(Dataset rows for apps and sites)
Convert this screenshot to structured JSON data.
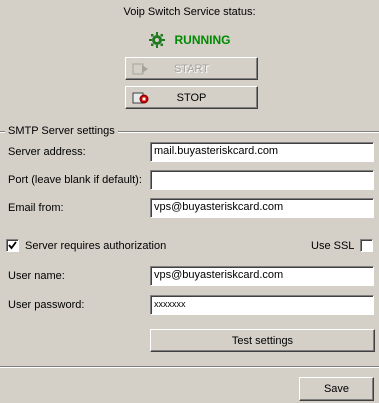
{
  "status": {
    "title": "Voip Switch Service status:",
    "state": "RUNNING",
    "start_label": "START",
    "stop_label": "STOP"
  },
  "smtp": {
    "group_title": "SMTP Server settings",
    "server_label": "Server address:",
    "server_value": "mail.buyasteriskcard.com",
    "port_label": "Port (leave blank if default):",
    "port_value": "",
    "email_label": "Email from:",
    "email_value": "vps@buyasteriskcard.com",
    "auth_label": "Server requires authorization",
    "auth_checked": true,
    "ssl_label": "Use SSL",
    "ssl_checked": false,
    "user_label": "User name:",
    "user_value": "vps@buyasteriskcard.com",
    "password_label": "User password:",
    "password_value": "xxxxxxx",
    "test_label": "Test settings"
  },
  "footer": {
    "save_label": "Save"
  },
  "colors": {
    "background": "#d4d0c8",
    "running": "#008800"
  },
  "icons": {
    "status": "gear-icon",
    "start": "start-icon",
    "stop": "stop-icon",
    "checkbox": "checkmark-icon"
  }
}
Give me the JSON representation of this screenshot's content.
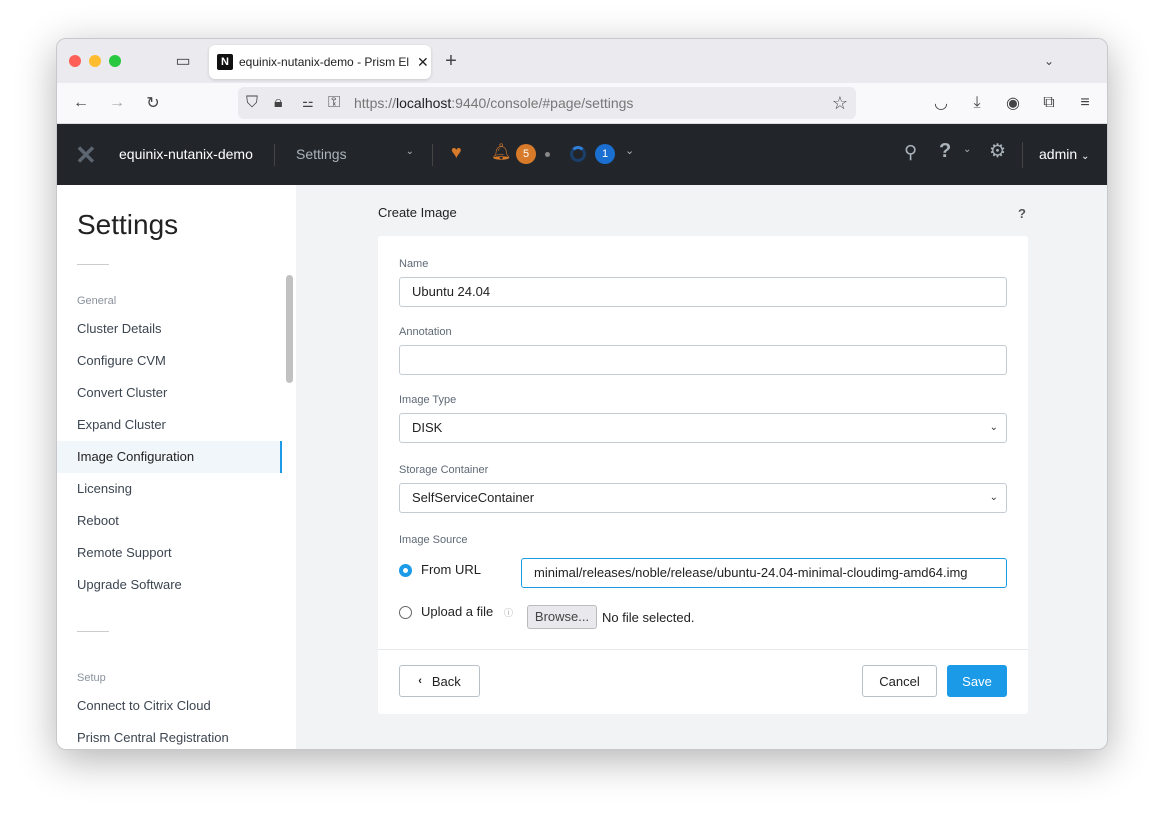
{
  "browser": {
    "tab_title": "equinix-nutanix-demo - Prism El",
    "url_prefix": "https://",
    "url_host": "localhost",
    "url_rest": ":9440/console/#page/settings"
  },
  "header": {
    "cluster": "equinix-nutanix-demo",
    "section": "Settings",
    "alerts_count": "5",
    "tasks_count": "1",
    "user": "admin",
    "colors": {
      "alert": "#d77a2a",
      "task": "#1b6fd0"
    }
  },
  "sidebar": {
    "title": "Settings",
    "sections": [
      {
        "label": "General",
        "items": [
          "Cluster Details",
          "Configure CVM",
          "Convert Cluster",
          "Expand Cluster",
          "Image Configuration",
          "Licensing",
          "Reboot",
          "Remote Support",
          "Upgrade Software"
        ]
      },
      {
        "label": "Setup",
        "items": [
          "Connect to Citrix Cloud",
          "Prism Central Registration"
        ]
      }
    ],
    "active": "Image Configuration"
  },
  "form": {
    "title": "Create Image",
    "help": "?",
    "name_label": "Name",
    "name_value": "Ubuntu 24.04",
    "annotation_label": "Annotation",
    "annotation_value": "",
    "type_label": "Image Type",
    "type_value": "DISK",
    "container_label": "Storage Container",
    "container_value": "SelfServiceContainer",
    "source_label": "Image Source",
    "from_url_label": "From URL",
    "url_value": "minimal/releases/noble/release/ubuntu-24.04-minimal-cloudimg-amd64.img",
    "upload_label": "Upload a file",
    "browse_label": "Browse...",
    "no_file": "No file selected.",
    "back": "Back",
    "cancel": "Cancel",
    "save": "Save",
    "save_color": "#1b9ae8"
  }
}
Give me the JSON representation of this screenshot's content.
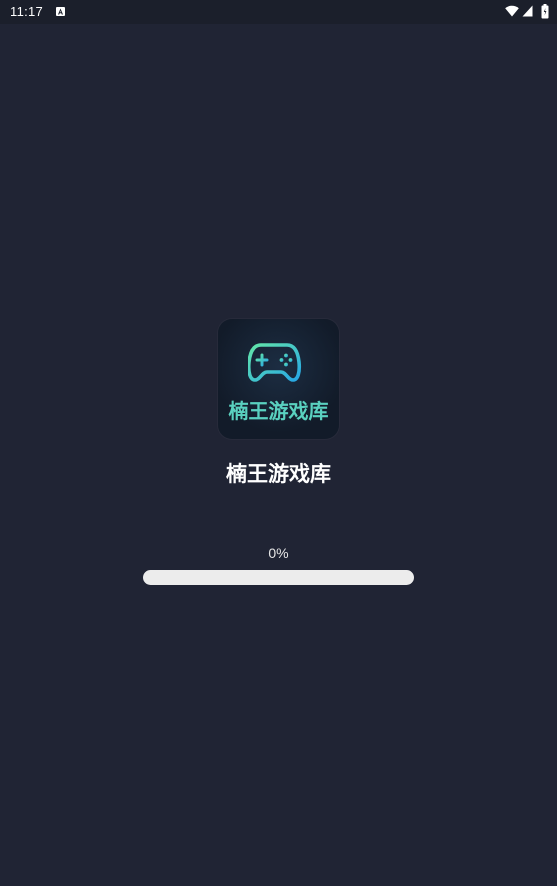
{
  "status_bar": {
    "time": "11:17"
  },
  "splash": {
    "icon_label": "楠王游戏库",
    "app_name": "楠王游戏库",
    "progress_text": "0%",
    "progress_value": 0
  },
  "colors": {
    "background": "#202434",
    "icon_text": "#5ad1c0",
    "progress_track": "#ececec"
  }
}
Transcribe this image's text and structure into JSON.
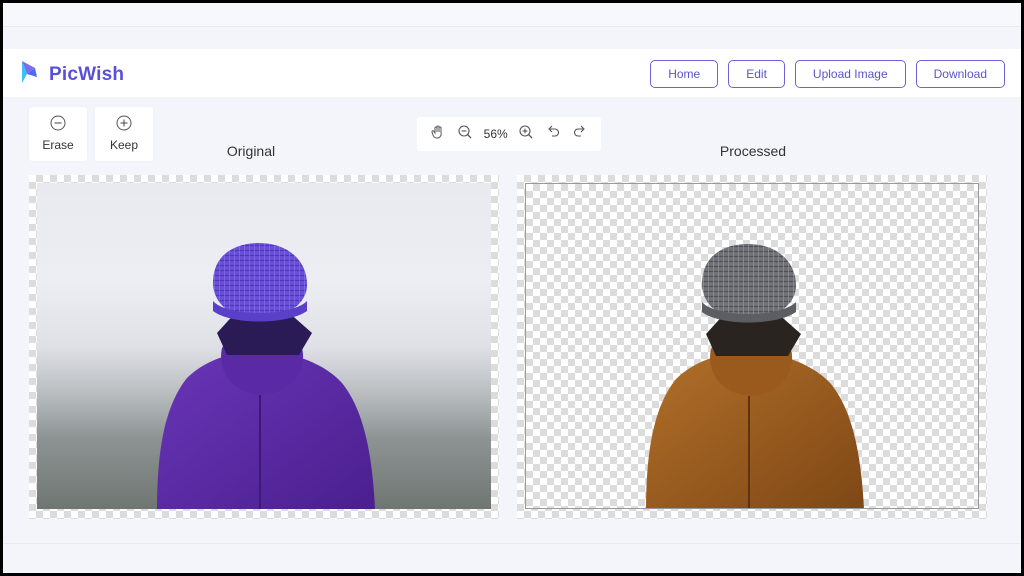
{
  "app": {
    "name": "PicWish",
    "brand_color": "#5a4fd8"
  },
  "nav": {
    "buttons": [
      {
        "label": "Home"
      },
      {
        "label": "Edit"
      },
      {
        "label": "Upload Image"
      },
      {
        "label": "Download"
      }
    ]
  },
  "tools": {
    "erase": {
      "label": "Erase",
      "icon": "minus-circle-icon"
    },
    "keep": {
      "label": "Keep",
      "icon": "plus-circle-icon"
    }
  },
  "zoom": {
    "value": "56%",
    "icons": [
      "hand-icon",
      "zoom-out-icon",
      "zoom-in-icon",
      "undo-icon",
      "redo-icon"
    ]
  },
  "panels": {
    "original": {
      "title": "Original"
    },
    "processed": {
      "title": "Processed"
    }
  },
  "colors": {
    "jacket_original": "#5a2aa6",
    "hat_original": "#6a4fd8",
    "jacket_processed": "#9a5a1e",
    "hat_processed": "#6e6f74"
  }
}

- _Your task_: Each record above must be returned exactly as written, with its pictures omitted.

- _Exercise output_:
Convert this screenshot to structured JSON data.
{
  "status": {
    "title": "Voip Switch Service status:",
    "state": "RUNNING",
    "start_label": "START",
    "stop_label": "STOP"
  },
  "smtp": {
    "group_title": "SMTP Server settings",
    "server_label": "Server address:",
    "server_value": "mail.buyasteriskcard.com",
    "port_label": "Port (leave blank if default):",
    "port_value": "",
    "email_label": "Email from:",
    "email_value": "vps@buyasteriskcard.com",
    "auth_label": "Server requires authorization",
    "auth_checked": true,
    "ssl_label": "Use SSL",
    "ssl_checked": false,
    "user_label": "User name:",
    "user_value": "vps@buyasteriskcard.com",
    "password_label": "User password:",
    "password_value": "xxxxxxx",
    "test_label": "Test settings"
  },
  "footer": {
    "save_label": "Save"
  },
  "colors": {
    "background": "#d4d0c8",
    "running": "#008800"
  },
  "icons": {
    "status": "gear-icon",
    "start": "start-icon",
    "stop": "stop-icon",
    "checkbox": "checkmark-icon"
  }
}
Give me the JSON representation of this screenshot's content.
{
  "browser": {
    "tab_title": "equinix-nutanix-demo - Prism El",
    "url_prefix": "https://",
    "url_host": "localhost",
    "url_rest": ":9440/console/#page/settings"
  },
  "header": {
    "cluster": "equinix-nutanix-demo",
    "section": "Settings",
    "alerts_count": "5",
    "tasks_count": "1",
    "user": "admin",
    "colors": {
      "alert": "#d77a2a",
      "task": "#1b6fd0"
    }
  },
  "sidebar": {
    "title": "Settings",
    "sections": [
      {
        "label": "General",
        "items": [
          "Cluster Details",
          "Configure CVM",
          "Convert Cluster",
          "Expand Cluster",
          "Image Configuration",
          "Licensing",
          "Reboot",
          "Remote Support",
          "Upgrade Software"
        ]
      },
      {
        "label": "Setup",
        "items": [
          "Connect to Citrix Cloud",
          "Prism Central Registration"
        ]
      }
    ],
    "active": "Image Configuration"
  },
  "form": {
    "title": "Create Image",
    "help": "?",
    "name_label": "Name",
    "name_value": "Ubuntu 24.04",
    "annotation_label": "Annotation",
    "annotation_value": "",
    "type_label": "Image Type",
    "type_value": "DISK",
    "container_label": "Storage Container",
    "container_value": "SelfServiceContainer",
    "source_label": "Image Source",
    "from_url_label": "From URL",
    "url_value": "minimal/releases/noble/release/ubuntu-24.04-minimal-cloudimg-amd64.img",
    "upload_label": "Upload a file",
    "browse_label": "Browse...",
    "no_file": "No file selected.",
    "back": "Back",
    "cancel": "Cancel",
    "save": "Save",
    "save_color": "#1b9ae8"
  }
}
Give me the JSON representation of this screenshot's content.
{
  "status_bar": {
    "time": "11:17"
  },
  "splash": {
    "icon_label": "楠王游戏库",
    "app_name": "楠王游戏库",
    "progress_text": "0%",
    "progress_value": 0
  },
  "colors": {
    "background": "#202434",
    "icon_text": "#5ad1c0",
    "progress_track": "#ececec"
  }
}
Transcribe this image's text and structure into JSON.
{
  "app": {
    "name": "PicWish",
    "brand_color": "#5a4fd8"
  },
  "nav": {
    "buttons": [
      {
        "label": "Home"
      },
      {
        "label": "Edit"
      },
      {
        "label": "Upload Image"
      },
      {
        "label": "Download"
      }
    ]
  },
  "tools": {
    "erase": {
      "label": "Erase",
      "icon": "minus-circle-icon"
    },
    "keep": {
      "label": "Keep",
      "icon": "plus-circle-icon"
    }
  },
  "zoom": {
    "value": "56%",
    "icons": [
      "hand-icon",
      "zoom-out-icon",
      "zoom-in-icon",
      "undo-icon",
      "redo-icon"
    ]
  },
  "panels": {
    "original": {
      "title": "Original"
    },
    "processed": {
      "title": "Processed"
    }
  },
  "colors": {
    "jacket_original": "#5a2aa6",
    "hat_original": "#6a4fd8",
    "jacket_processed": "#9a5a1e",
    "hat_processed": "#6e6f74"
  }
}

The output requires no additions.